(Exercise instructions): An image-free reproduction of the data below is needed: print it exactly.

=======

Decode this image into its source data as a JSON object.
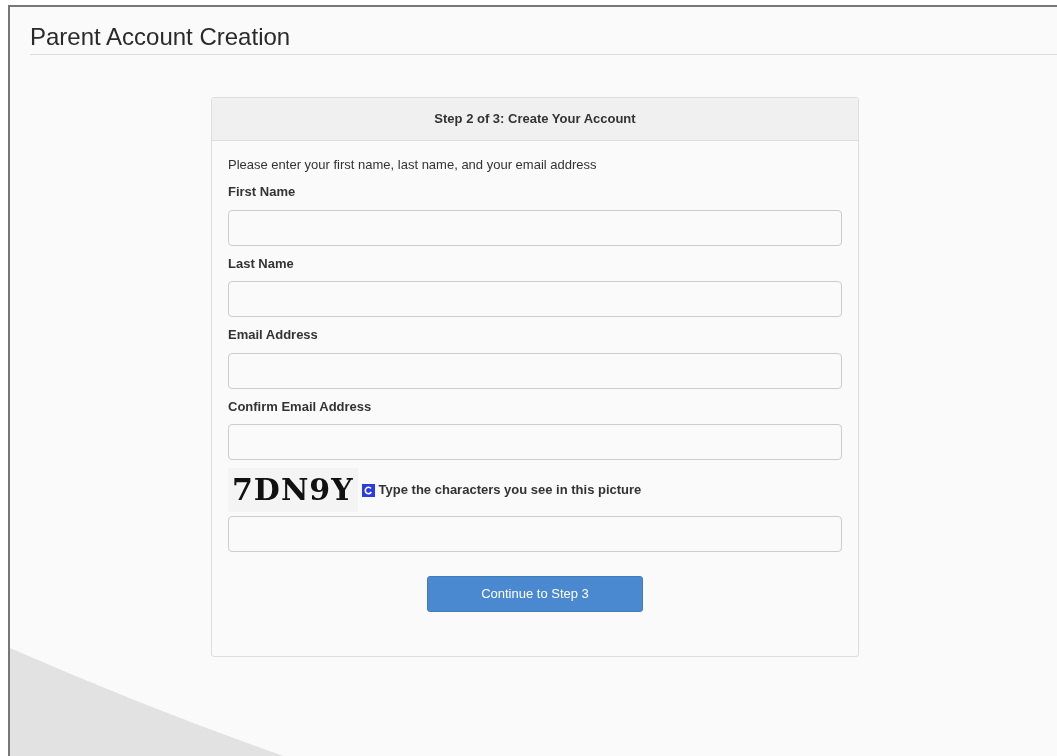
{
  "page_title": "Parent Account Creation",
  "panel": {
    "heading": "Step 2 of 3: Create Your Account",
    "intro": "Please enter your first name, last name, and your email address",
    "fields": [
      {
        "label": "First Name"
      },
      {
        "label": "Last Name"
      },
      {
        "label": "Email Address"
      },
      {
        "label": "Confirm Email Address"
      }
    ],
    "captcha": {
      "code": "7DN9Y",
      "instruction": "Type the characters you see in this picture"
    },
    "submit": "Continue to Step 3"
  }
}
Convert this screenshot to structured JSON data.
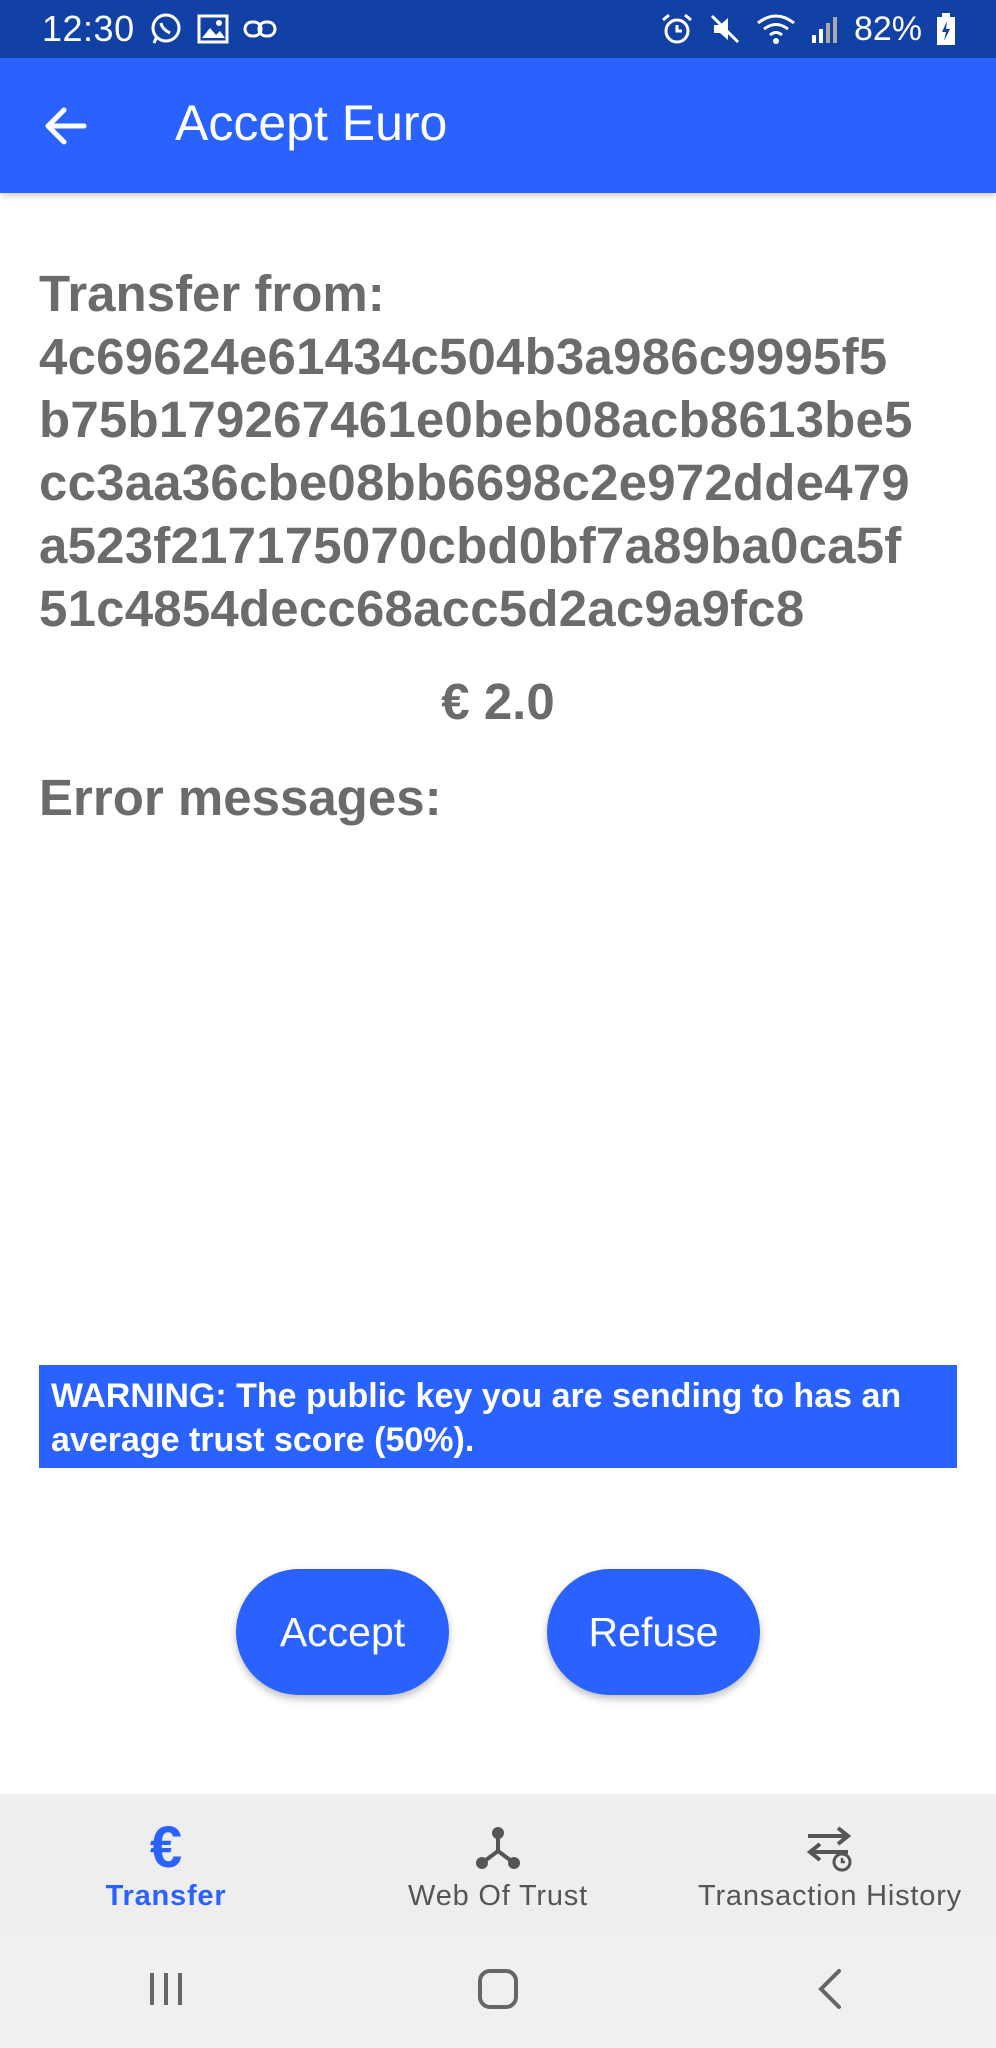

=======

(Solution below):
Decode this image into its source data as a JSON object.
{
  "page_title": "Parent Account Creation",
  "panel": {
    "heading": "Step 2 of 3: Create Your Account",
    "intro": "Please enter your first name, last name, and your email address",
    "fields": [
      {
        "label": "First Name"
      },
      {
        "label": "Last Name"
      },
      {
        "label": "Email Address"
      },
      {
        "label": "Confirm Email Address"
      }
    ],
    "captcha": {
      "code": "7DN9Y",
      "instruction": "Type the characters you see in this picture"
    },
    "submit": "Continue to Step 3"
  }
}
Convert this screenshot to structured JSON data.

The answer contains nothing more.